▶ Task objective
For the records below, count the lines containing the word "inbound" and reply with the number alone.

[Start of section]

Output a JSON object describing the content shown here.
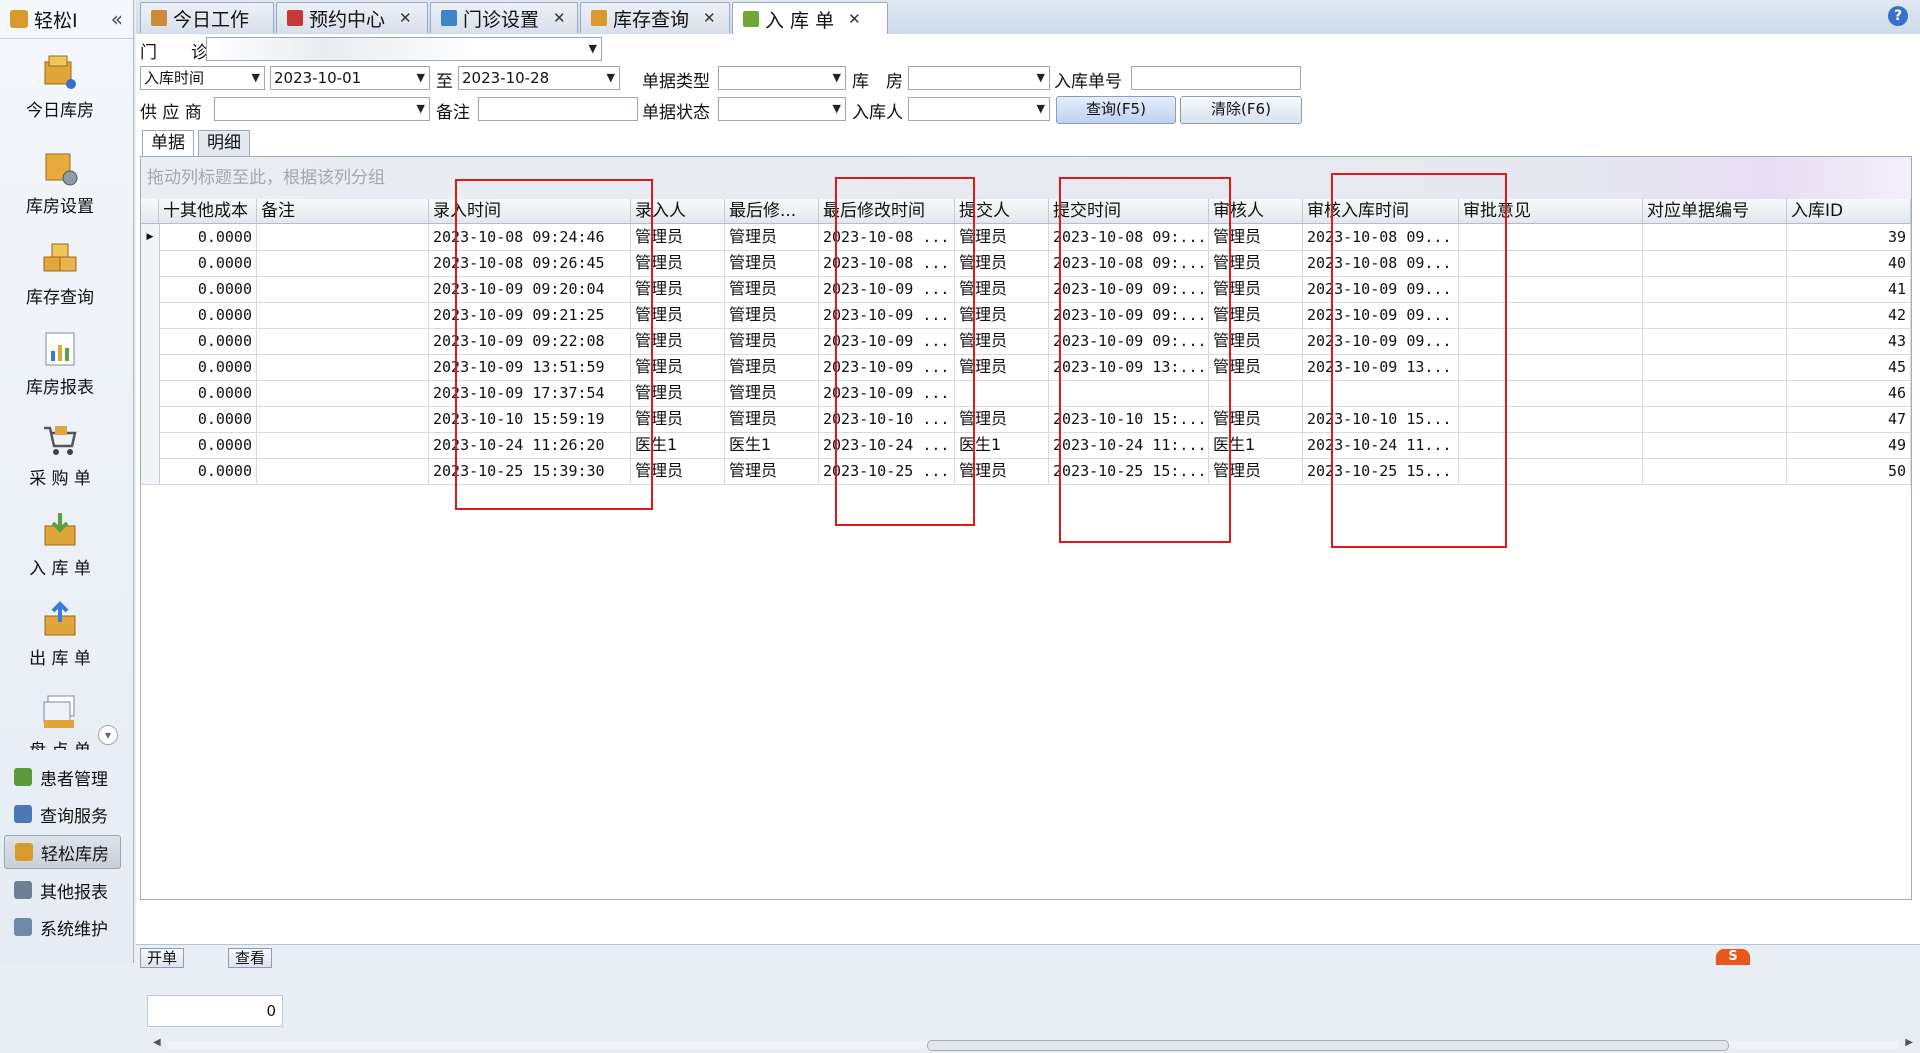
{
  "sidebar": {
    "title": "轻松I",
    "nav_items": [
      {
        "label": "今日库房",
        "icon": "warehouse-today-icon"
      },
      {
        "label": "库房设置",
        "icon": "warehouse-settings-icon"
      },
      {
        "label": "库存查询",
        "icon": "inventory-search-icon"
      },
      {
        "label": "库房报表",
        "icon": "report-icon"
      },
      {
        "label": "采 购 单",
        "icon": "shopping-cart-icon"
      },
      {
        "label": "入 库 单",
        "icon": "inbound-box-icon"
      },
      {
        "label": "出 库 单",
        "icon": "outbound-box-icon"
      },
      {
        "label": "盘 点 单",
        "icon": "stocktake-icon"
      }
    ],
    "sections": [
      {
        "label": "患者管理",
        "icon": "patients-icon",
        "color": "#5a9b3c"
      },
      {
        "label": "查询服务",
        "icon": "query-icon",
        "color": "#4d78b8"
      },
      {
        "label": "轻松库房",
        "icon": "box-icon",
        "color": "#d79b2c"
      },
      {
        "label": "其他报表",
        "icon": "report-icon",
        "color": "#6f7f95"
      },
      {
        "label": "系统维护",
        "icon": "settings-icon",
        "color": "#6f8aa8"
      }
    ]
  },
  "tabs": [
    {
      "label": "今日工作",
      "icon": "person-icon",
      "color": "#c98a3a"
    },
    {
      "label": "预约中心",
      "icon": "calendar-icon",
      "color": "#c73838"
    },
    {
      "label": "门诊设置",
      "icon": "home-icon",
      "color": "#3f83c9"
    },
    {
      "label": "库存查询",
      "icon": "box-icon",
      "color": "#d79b2c"
    },
    {
      "label": "入 库 单",
      "icon": "inbound-icon",
      "color": "#6da838"
    }
  ],
  "filters": {
    "clinic_label": "门　　诊",
    "date_type": "入库时间",
    "date_from": "2023-10-01",
    "to_label": "至",
    "date_to": "2023-10-28",
    "doc_type_label": "单据类型",
    "warehouse_label": "库　房",
    "doc_no_label": "入库单号",
    "supplier_label": "供 应 商",
    "remark_label": "备注",
    "status_label": "单据状态",
    "receiver_label": "入库人",
    "query_button": "查询(F5)",
    "clear_button": "清除(F6)"
  },
  "sub_tabs": [
    "单据",
    "明细"
  ],
  "grid": {
    "group_hint": "拖动列标题至此，根据该列分组",
    "columns": [
      "十其他成本",
      "备注",
      "录入时间",
      "录入人",
      "最后修...",
      "最后修改时间",
      "提交人",
      "提交时间",
      "审核人",
      "审核入库时间",
      "审批意见",
      "对应单据编号",
      "入库ID"
    ],
    "rows": [
      [
        "0.0000",
        "",
        "2023-10-08 09:24:46",
        "管理员",
        "管理员",
        "2023-10-08 ...",
        "管理员",
        "2023-10-08 09:...",
        "管理员",
        "2023-10-08 09...",
        "",
        "",
        "39"
      ],
      [
        "0.0000",
        "",
        "2023-10-08 09:26:45",
        "管理员",
        "管理员",
        "2023-10-08 ...",
        "管理员",
        "2023-10-08 09:...",
        "管理员",
        "2023-10-08 09...",
        "",
        "",
        "40"
      ],
      [
        "0.0000",
        "",
        "2023-10-09 09:20:04",
        "管理员",
        "管理员",
        "2023-10-09 ...",
        "管理员",
        "2023-10-09 09:...",
        "管理员",
        "2023-10-09 09...",
        "",
        "",
        "41"
      ],
      [
        "0.0000",
        "",
        "2023-10-09 09:21:25",
        "管理员",
        "管理员",
        "2023-10-09 ...",
        "管理员",
        "2023-10-09 09:...",
        "管理员",
        "2023-10-09 09...",
        "",
        "",
        "42"
      ],
      [
        "0.0000",
        "",
        "2023-10-09 09:22:08",
        "管理员",
        "管理员",
        "2023-10-09 ...",
        "管理员",
        "2023-10-09 09:...",
        "管理员",
        "2023-10-09 09...",
        "",
        "",
        "43"
      ],
      [
        "0.0000",
        "",
        "2023-10-09 13:51:59",
        "管理员",
        "管理员",
        "2023-10-09 ...",
        "管理员",
        "2023-10-09 13:...",
        "管理员",
        "2023-10-09 13...",
        "",
        "",
        "45"
      ],
      [
        "0.0000",
        "",
        "2023-10-09 17:37:54",
        "管理员",
        "管理员",
        "2023-10-09 ...",
        "",
        "",
        "",
        "",
        "",
        "",
        "46"
      ],
      [
        "0.0000",
        "",
        "2023-10-10 15:59:19",
        "管理员",
        "管理员",
        "2023-10-10 ...",
        "管理员",
        "2023-10-10 15:...",
        "管理员",
        "2023-10-10 15...",
        "",
        "",
        "47"
      ],
      [
        "0.0000",
        "",
        "2023-10-24 11:26:20",
        "医生1",
        "医生1",
        "2023-10-24 ...",
        "医生1",
        "2023-10-24 11:...",
        "医生1",
        "2023-10-24 11...",
        "",
        "",
        "49"
      ],
      [
        "0.0000",
        "",
        "2023-10-25 15:39:30",
        "管理员",
        "管理员",
        "2023-10-25 ...",
        "管理员",
        "2023-10-25 15:...",
        "管理员",
        "2023-10-25 15...",
        "",
        "",
        "50"
      ]
    ],
    "footer_total": "0"
  },
  "bottom": {
    "buttons": [
      "开单",
      "查看"
    ]
  }
}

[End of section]

▶ Your solution
2